Find the lines holding the string "name" in the data, then copy all of them.

[[ Records to process, beginning ]]

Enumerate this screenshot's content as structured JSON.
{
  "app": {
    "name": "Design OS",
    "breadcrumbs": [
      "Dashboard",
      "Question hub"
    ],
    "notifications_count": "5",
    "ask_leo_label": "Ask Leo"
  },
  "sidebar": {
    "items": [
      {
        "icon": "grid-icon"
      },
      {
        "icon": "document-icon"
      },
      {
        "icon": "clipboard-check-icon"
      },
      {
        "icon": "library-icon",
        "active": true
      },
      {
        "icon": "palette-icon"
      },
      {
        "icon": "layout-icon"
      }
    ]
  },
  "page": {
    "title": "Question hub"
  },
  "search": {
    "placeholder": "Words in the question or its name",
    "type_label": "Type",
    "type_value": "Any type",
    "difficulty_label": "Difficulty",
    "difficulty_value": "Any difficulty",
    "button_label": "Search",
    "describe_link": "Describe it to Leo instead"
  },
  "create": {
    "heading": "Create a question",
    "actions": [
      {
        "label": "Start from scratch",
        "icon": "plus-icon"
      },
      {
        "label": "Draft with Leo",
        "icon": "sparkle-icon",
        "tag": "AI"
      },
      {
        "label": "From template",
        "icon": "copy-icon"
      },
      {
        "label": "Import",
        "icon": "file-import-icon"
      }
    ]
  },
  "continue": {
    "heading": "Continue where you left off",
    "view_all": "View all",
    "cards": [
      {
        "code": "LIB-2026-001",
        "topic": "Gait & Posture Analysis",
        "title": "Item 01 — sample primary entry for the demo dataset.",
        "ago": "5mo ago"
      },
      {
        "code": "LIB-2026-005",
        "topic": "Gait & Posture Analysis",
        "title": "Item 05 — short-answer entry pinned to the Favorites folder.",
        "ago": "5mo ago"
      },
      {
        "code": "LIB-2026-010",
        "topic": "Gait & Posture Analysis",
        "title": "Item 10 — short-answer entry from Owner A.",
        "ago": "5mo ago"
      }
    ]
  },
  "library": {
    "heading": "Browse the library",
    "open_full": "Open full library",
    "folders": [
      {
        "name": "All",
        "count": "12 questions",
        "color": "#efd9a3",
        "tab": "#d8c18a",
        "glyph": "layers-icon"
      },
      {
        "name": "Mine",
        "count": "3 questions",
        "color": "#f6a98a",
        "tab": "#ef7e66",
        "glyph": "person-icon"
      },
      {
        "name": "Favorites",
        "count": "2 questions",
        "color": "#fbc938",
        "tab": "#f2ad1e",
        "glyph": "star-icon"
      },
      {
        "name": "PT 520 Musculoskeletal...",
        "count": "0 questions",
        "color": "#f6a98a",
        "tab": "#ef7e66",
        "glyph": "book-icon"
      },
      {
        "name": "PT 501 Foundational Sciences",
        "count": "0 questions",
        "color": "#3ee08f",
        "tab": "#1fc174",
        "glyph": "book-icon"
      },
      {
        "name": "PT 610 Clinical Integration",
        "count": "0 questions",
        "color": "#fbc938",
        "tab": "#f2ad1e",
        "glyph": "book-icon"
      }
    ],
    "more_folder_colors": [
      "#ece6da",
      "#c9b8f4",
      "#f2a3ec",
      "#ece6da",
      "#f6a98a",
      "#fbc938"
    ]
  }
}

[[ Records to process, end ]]

**Exercise output**.
    "name": "Design OS",
    "placeholder": "Words in the question or its name",
        "name": "All",
        "name": "Mine",
        "name": "Favorites",
        "name": "PT 520 Musculoskeletal...",
        "name": "PT 501 Foundational Sciences",
        "name": "PT 610 Clinical Integration",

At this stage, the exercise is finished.